(Web page and app entries)
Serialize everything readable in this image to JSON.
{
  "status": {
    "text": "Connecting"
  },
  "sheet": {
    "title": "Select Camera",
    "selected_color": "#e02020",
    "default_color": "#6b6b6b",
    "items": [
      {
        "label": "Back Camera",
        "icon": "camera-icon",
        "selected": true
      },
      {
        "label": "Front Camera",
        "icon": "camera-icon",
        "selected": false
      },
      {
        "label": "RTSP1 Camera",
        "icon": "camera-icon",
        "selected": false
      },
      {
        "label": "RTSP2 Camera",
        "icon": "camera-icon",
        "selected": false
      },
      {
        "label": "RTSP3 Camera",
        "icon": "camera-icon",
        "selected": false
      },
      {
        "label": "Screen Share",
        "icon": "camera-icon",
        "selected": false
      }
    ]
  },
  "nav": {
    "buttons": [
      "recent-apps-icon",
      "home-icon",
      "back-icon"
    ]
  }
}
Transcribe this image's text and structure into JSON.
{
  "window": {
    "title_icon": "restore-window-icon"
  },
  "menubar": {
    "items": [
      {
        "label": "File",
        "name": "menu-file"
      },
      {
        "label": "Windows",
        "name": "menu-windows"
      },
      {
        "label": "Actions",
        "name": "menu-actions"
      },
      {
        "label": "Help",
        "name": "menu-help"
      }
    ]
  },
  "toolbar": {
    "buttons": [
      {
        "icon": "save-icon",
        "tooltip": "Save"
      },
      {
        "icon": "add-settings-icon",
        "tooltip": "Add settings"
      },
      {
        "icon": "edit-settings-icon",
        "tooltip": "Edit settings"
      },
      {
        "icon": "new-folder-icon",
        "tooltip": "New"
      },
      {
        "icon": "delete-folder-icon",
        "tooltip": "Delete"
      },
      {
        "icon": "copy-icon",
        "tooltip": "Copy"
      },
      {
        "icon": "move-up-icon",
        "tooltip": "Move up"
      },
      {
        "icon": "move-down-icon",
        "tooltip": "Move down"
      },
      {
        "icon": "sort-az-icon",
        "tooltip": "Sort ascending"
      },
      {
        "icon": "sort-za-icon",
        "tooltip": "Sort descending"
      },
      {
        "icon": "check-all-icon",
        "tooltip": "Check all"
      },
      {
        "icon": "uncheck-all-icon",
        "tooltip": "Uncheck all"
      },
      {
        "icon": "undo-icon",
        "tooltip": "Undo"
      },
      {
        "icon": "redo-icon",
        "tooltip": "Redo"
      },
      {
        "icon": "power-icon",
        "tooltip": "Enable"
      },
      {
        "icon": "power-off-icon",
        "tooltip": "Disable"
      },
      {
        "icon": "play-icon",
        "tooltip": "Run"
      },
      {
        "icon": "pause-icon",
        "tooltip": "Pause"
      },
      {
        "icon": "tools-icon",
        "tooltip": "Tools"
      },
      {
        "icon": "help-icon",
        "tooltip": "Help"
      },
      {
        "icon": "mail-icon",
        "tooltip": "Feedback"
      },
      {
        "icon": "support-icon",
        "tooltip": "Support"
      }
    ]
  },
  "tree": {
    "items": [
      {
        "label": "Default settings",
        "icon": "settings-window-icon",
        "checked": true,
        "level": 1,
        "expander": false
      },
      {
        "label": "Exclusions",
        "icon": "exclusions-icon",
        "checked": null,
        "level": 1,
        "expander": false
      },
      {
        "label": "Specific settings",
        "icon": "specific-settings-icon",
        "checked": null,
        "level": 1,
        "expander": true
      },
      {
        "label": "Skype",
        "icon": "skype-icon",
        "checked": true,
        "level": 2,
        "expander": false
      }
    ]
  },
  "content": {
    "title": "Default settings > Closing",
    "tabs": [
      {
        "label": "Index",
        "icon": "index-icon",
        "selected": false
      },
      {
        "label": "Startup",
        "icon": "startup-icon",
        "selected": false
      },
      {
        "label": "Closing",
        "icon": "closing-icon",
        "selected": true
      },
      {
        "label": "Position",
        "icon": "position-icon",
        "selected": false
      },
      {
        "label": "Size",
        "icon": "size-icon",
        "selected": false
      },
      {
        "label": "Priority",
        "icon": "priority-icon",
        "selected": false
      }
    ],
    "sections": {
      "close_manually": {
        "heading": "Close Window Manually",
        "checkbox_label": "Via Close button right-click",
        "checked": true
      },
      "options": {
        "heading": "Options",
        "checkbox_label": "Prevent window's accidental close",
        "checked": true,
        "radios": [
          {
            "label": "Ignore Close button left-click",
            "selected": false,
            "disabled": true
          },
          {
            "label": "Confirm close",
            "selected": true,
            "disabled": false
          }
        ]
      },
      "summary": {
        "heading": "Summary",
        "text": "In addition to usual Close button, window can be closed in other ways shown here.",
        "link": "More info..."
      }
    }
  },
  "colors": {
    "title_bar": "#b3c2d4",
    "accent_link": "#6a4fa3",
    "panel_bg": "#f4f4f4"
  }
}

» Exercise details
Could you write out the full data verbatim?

» Task result
Serialize everything readable in this image to JSON.
{
  "status": {
    "text": "Connecting"
  },
  "sheet": {
    "title": "Select Camera",
    "selected_color": "#e02020",
    "default_color": "#6b6b6b",
    "items": [
      {
        "label": "Back Camera",
        "icon": "camera-icon",
        "selected": true
      },
      {
        "label": "Front Camera",
        "icon": "camera-icon",
        "selected": false
      },
      {
        "label": "RTSP1 Camera",
        "icon": "camera-icon",
        "selected": false
      },
      {
        "label": "RTSP2 Camera",
        "icon": "camera-icon",
        "selected": false
      },
      {
        "label": "RTSP3 Camera",
        "icon": "camera-icon",
        "selected": false
      },
      {
        "label": "Screen Share",
        "icon": "camera-icon",
        "selected": false
      }
    ]
  },
  "nav": {
    "buttons": [
      "recent-apps-icon",
      "home-icon",
      "back-icon"
    ]
  }
}
Transcribe this image's text and structure into JSON.
{
  "window": {
    "title_icon": "restore-window-icon"
  },
  "menubar": {
    "items": [
      {
        "label": "File",
        "name": "menu-file"
      },
      {
        "label": "Windows",
        "name": "menu-windows"
      },
      {
        "label": "Actions",
        "name": "menu-actions"
      },
      {
        "label": "Help",
        "name": "menu-help"
      }
    ]
  },
  "toolbar": {
    "buttons": [
      {
        "icon": "save-icon",
        "tooltip": "Save"
      },
      {
        "icon": "add-settings-icon",
        "tooltip": "Add settings"
      },
      {
        "icon": "edit-settings-icon",
        "tooltip": "Edit settings"
      },
      {
        "icon": "new-folder-icon",
        "tooltip": "New"
      },
      {
        "icon": "delete-folder-icon",
        "tooltip": "Delete"
      },
      {
        "icon": "copy-icon",
        "tooltip": "Copy"
      },
      {
        "icon": "move-up-icon",
        "tooltip": "Move up"
      },
      {
        "icon": "move-down-icon",
        "tooltip": "Move down"
      },
      {
        "icon": "sort-az-icon",
        "tooltip": "Sort ascending"
      },
      {
        "icon": "sort-za-icon",
        "tooltip": "Sort descending"
      },
      {
        "icon": "check-all-icon",
        "tooltip": "Check all"
      },
      {
        "icon": "uncheck-all-icon",
        "tooltip": "Uncheck all"
      },
      {
        "icon": "undo-icon",
        "tooltip": "Undo"
      },
      {
        "icon": "redo-icon",
        "tooltip": "Redo"
      },
      {
        "icon": "power-icon",
        "tooltip": "Enable"
      },
      {
        "icon": "power-off-icon",
        "tooltip": "Disable"
      },
      {
        "icon": "play-icon",
        "tooltip": "Run"
      },
      {
        "icon": "pause-icon",
        "tooltip": "Pause"
      },
      {
        "icon": "tools-icon",
        "tooltip": "Tools"
      },
      {
        "icon": "help-icon",
        "tooltip": "Help"
      },
      {
        "icon": "mail-icon",
        "tooltip": "Feedback"
      },
      {
        "icon": "support-icon",
        "tooltip": "Support"
      }
    ]
  },
  "tree": {
    "items": [
      {
        "label": "Default settings",
        "icon": "settings-window-icon",
        "checked": true,
        "level": 1,
        "expander": false
      },
      {
        "label": "Exclusions",
        "icon": "exclusions-icon",
        "checked": null,
        "level": 1,
        "expander": false
      },
      {
        "label": "Specific settings",
        "icon": "specific-settings-icon",
        "checked": null,
        "level": 1,
        "expander": true
      },
      {
        "label": "Skype",
        "icon": "skype-icon",
        "checked": true,
        "level": 2,
        "expander": false
      }
    ]
  },
  "content": {
    "title": "Default settings > Closing",
    "tabs": [
      {
        "label": "Index",
        "icon": "index-icon",
        "selected": false
      },
      {
        "label": "Startup",
        "icon": "startup-icon",
        "selected": false
      },
      {
        "label": "Closing",
        "icon": "closing-icon",
        "selected": true
      },
      {
        "label": "Position",
        "icon": "position-icon",
        "selected": false
      },
      {
        "label": "Size",
        "icon": "size-icon",
        "selected": false
      },
      {
        "label": "Priority",
        "icon": "priority-icon",
        "selected": false
      }
    ],
    "sections": {
      "close_manually": {
        "heading": "Close Window Manually",
        "checkbox_label": "Via Close button right-click",
        "checked": true
      },
      "options": {
        "heading": "Options",
        "checkbox_label": "Prevent window's accidental close",
        "checked": true,
        "radios": [
          {
            "label": "Ignore Close button left-click",
            "selected": false,
            "disabled": true
          },
          {
            "label": "Confirm close",
            "selected": true,
            "disabled": false
          }
        ]
      },
      "summary": {
        "heading": "Summary",
        "text": "In addition to usual Close button, window can be closed in other ways shown here.",
        "link": "More info..."
      }
    }
  },
  "colors": {
    "title_bar": "#b3c2d4",
    "accent_link": "#6a4fa3",
    "panel_bg": "#f4f4f4"
  }
}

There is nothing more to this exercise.